Galerie Boa constrictor occidentalis

Boa c. occidentalis Argentine boa

Distribution area: Argentina, Paraguay

Estimated average length of mature females: 3 m (9.8 ft)

Taxonomic status: Subspecies recognized by the CITES convention



Boa constrictor occidentalis information | Argentinean boa information | purebred Boa c. occidentalis | Boa c. occidentalis breeders | Boa c. occidentalis housing | Argentine boa size | Argentine boa breeding

Boa c. occidentalis - Argentinian Boa

The argentinian Boa has a dark-brown to black shade, which is in contrast to the bright scales that build the boa pattern. This boa can reach a length of ten feet and more in captivity too.

Not all  Boa c. occidentalis look attractive. Black specimens with a high rate of white, and a distinctive contrast are a treat for the eyes.

Incidentally, in our experience the Argentinean boa is fundamentally more active than the other subspecies of Boa constrictor.

The Argentine boa is the only one subspecies of Boa constrictor that is registered in the appendix I of the CITES. That means, that it is threatened by extinction. Therefore, a special permit is needed for commercialization.

Almost 80 per cent of the Argentine rainforest has been cut down during the past 90 years. In 2002 only 330.000 Square kilometers (127.414 Square miles) of initial 1.060.000 Square kilometers (409.268 Square miles) in 1914 still exist, according to a study that was recently published by the Argentine Authority of Environment in Buenos Aires.

The loss equals more than the double size of Germany. The reasons are the expansion of agriculture and cattle breeding as well as the deforestation by the timber industry, according to the study.

Source: Landshut Newspaper, edition 1st of March, 2003

Therefore it is no wondor that the Argentine Boas is in immediate danger of extinction.

Considering the dimensions of this veritable ecocide, it appears more than justified that the Argentine boa has been included into Appendix I of the CITES convention to warrant its strict protection.

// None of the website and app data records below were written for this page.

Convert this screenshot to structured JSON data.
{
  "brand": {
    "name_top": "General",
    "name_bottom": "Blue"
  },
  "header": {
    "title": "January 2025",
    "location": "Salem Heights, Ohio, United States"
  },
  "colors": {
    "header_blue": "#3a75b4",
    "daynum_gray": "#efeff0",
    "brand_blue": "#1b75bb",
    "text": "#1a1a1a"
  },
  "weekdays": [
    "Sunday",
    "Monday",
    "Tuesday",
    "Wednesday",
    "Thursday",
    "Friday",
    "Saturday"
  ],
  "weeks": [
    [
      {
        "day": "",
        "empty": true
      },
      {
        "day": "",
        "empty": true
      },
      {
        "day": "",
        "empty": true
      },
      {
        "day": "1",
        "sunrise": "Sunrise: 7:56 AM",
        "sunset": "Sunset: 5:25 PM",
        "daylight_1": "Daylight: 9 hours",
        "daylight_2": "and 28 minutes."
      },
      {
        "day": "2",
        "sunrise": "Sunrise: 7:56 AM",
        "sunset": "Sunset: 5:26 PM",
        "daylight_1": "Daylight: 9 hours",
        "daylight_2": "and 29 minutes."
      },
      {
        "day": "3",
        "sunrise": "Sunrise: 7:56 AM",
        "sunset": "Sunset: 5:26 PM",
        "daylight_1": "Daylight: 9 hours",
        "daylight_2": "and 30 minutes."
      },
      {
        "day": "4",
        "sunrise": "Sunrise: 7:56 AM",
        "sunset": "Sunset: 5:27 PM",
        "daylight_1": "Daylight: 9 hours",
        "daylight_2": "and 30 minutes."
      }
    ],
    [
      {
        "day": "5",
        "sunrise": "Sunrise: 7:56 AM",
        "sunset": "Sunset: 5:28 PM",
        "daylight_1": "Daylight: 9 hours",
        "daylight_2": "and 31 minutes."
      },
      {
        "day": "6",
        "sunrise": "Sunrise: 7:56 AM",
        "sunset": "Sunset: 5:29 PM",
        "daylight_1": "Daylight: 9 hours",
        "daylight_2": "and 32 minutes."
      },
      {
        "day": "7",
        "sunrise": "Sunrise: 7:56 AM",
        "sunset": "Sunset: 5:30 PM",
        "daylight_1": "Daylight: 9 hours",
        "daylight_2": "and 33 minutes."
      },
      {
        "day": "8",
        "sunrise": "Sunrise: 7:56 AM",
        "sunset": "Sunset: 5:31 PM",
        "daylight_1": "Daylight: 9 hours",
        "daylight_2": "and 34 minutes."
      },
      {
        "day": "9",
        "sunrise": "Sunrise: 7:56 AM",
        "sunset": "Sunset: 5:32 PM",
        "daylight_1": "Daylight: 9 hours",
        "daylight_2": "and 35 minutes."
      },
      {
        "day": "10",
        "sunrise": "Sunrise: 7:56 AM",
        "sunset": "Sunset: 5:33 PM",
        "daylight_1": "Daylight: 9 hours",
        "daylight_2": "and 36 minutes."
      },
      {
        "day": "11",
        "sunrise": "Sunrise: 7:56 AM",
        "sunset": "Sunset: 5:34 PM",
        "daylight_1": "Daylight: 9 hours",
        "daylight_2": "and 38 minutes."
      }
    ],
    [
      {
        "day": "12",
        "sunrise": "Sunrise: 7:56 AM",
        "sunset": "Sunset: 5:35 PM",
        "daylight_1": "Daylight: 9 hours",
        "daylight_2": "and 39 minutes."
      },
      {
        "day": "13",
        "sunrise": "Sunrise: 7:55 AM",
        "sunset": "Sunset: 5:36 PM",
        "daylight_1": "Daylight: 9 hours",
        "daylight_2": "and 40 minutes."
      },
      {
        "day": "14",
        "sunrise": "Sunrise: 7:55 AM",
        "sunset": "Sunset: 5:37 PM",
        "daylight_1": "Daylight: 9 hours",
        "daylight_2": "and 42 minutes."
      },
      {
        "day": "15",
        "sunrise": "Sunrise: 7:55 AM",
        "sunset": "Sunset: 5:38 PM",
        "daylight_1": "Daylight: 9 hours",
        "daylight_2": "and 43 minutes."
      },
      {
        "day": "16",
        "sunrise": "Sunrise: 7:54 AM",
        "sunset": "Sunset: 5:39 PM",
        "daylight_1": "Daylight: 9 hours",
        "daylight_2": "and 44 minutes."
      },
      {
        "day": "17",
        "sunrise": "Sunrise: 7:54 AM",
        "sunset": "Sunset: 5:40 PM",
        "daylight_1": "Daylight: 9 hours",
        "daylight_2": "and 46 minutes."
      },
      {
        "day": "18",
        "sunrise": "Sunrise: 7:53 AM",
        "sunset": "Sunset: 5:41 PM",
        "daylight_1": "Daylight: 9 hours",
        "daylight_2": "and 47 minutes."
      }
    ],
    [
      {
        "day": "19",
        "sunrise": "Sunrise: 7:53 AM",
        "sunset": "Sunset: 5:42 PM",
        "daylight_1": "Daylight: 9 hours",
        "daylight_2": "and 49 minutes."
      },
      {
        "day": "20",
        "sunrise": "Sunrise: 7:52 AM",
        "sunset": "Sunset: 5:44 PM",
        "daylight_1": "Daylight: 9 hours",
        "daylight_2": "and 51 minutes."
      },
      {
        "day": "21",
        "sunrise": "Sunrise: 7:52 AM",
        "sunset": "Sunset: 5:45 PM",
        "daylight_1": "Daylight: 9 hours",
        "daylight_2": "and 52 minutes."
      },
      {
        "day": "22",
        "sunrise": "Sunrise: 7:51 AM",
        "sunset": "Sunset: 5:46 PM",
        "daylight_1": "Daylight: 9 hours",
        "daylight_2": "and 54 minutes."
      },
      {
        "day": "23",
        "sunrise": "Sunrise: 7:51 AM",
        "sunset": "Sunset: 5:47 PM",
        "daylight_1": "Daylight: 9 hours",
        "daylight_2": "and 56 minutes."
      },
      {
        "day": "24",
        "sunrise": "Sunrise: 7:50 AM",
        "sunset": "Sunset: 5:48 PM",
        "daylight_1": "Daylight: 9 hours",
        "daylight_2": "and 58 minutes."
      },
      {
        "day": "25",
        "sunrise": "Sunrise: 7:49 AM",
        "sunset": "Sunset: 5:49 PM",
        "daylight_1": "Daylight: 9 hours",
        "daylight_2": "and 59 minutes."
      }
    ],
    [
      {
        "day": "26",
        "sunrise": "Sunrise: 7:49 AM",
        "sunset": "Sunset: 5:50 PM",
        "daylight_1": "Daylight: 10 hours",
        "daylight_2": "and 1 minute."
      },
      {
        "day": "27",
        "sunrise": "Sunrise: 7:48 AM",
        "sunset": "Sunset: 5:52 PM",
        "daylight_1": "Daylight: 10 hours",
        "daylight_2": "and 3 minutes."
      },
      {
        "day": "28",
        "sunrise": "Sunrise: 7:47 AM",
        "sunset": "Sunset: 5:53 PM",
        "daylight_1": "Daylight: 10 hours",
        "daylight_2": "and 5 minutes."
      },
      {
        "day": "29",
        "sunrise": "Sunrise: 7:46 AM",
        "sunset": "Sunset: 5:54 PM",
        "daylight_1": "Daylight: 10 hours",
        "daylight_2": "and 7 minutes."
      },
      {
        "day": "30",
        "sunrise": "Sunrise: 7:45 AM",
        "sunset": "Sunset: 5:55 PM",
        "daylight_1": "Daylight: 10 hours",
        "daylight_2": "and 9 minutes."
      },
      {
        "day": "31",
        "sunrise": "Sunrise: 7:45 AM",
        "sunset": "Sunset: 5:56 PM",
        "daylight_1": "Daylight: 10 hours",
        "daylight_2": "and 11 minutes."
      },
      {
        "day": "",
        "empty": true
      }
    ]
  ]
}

Obligatory marking is a side effect of this status. It can be affected by the implantation of a transponder (‘chipping’) or by photographic documentation. This procedure is certainly well-meant, and it has proven its worth in most other endangered animals, but as far as Boa c. occidentalis is concerned, its consequences have turned out to be rather counterproductive. Until the late 1990s, the Argentine boa has been bred quite frequently both in Europe and in the USA. Its private husbandry thus did not give the slightest indication that this species was endangered. This situation abruptly changed in Europe when obligatory marking was introduced on 1st January 2001 as the repercussions of this measure on the breeders’ motivation are far from positive.

If such a keeper is made happy with a litter of - let us say twenty - young by one of his female Boa c. occidentalis, he has no alternative but to keep all of them separately - a ‘blessing’ due to obligatory marking. Otherwise, it would be rather difficult to assign the respective CITES documents accompanied by a photo if one of the animals happens to be sold. A propos photos: They must show specific characteristics of the illustrated animals if they are to meet the requests of the authorities. As a consequence, photographic documentation frequently develops into a torture - both for keepers and baby snakes.

As matters stand, it is not surprising that most breeders of Boa c. occidentalis were soon fed up and turned themselves to other subspecies which did not require obligatory marking. Consequently, Argentine boas have become a scarce commodity again, and some lovers of Boa constrictor are looking despairingly, and without success, for this variety once again. In this way, obligatory marking has turned out to be counterproductive. Therefore, the old saying applies: Well-meant measures are often far from being well-considered.